§ WHAT THE TASK REQUIRES:
Search the records for the string "label" and return each line that has it.

[Element data from apps and pages]
__________________________________________________

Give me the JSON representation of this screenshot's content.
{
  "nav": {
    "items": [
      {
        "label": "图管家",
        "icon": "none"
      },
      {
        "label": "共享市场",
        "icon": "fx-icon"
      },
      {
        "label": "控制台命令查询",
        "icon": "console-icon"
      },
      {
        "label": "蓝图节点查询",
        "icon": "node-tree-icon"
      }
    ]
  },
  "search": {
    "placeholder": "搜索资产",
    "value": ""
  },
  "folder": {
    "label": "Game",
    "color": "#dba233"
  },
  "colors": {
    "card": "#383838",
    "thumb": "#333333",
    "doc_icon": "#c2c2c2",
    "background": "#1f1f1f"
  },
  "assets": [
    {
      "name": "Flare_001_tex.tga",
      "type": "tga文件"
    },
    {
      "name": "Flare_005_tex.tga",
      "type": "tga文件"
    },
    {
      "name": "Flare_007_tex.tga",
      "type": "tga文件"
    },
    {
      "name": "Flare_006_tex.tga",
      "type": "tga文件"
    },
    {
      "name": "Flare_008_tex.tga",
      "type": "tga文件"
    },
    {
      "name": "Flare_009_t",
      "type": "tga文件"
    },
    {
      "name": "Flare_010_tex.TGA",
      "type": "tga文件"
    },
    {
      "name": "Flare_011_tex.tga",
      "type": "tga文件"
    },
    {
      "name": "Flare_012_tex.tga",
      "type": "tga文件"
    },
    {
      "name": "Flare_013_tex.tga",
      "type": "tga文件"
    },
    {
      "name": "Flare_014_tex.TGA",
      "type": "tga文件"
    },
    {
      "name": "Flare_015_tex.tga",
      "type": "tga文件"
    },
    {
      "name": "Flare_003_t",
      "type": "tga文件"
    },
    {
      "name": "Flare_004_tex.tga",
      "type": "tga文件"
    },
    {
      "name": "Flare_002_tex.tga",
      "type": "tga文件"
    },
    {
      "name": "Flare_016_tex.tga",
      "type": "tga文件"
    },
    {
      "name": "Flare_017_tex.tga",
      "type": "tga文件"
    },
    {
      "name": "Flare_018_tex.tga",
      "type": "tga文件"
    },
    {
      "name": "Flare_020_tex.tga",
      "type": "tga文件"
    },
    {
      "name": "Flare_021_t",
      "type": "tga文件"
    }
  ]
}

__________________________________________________

§ SOLUTION FOR THIS EXERCISE:
        "label": "图管家",
        "label": "共享市场",
        "label": "控制台命令查询",
        "label": "蓝图节点查询",
    "label": "Game",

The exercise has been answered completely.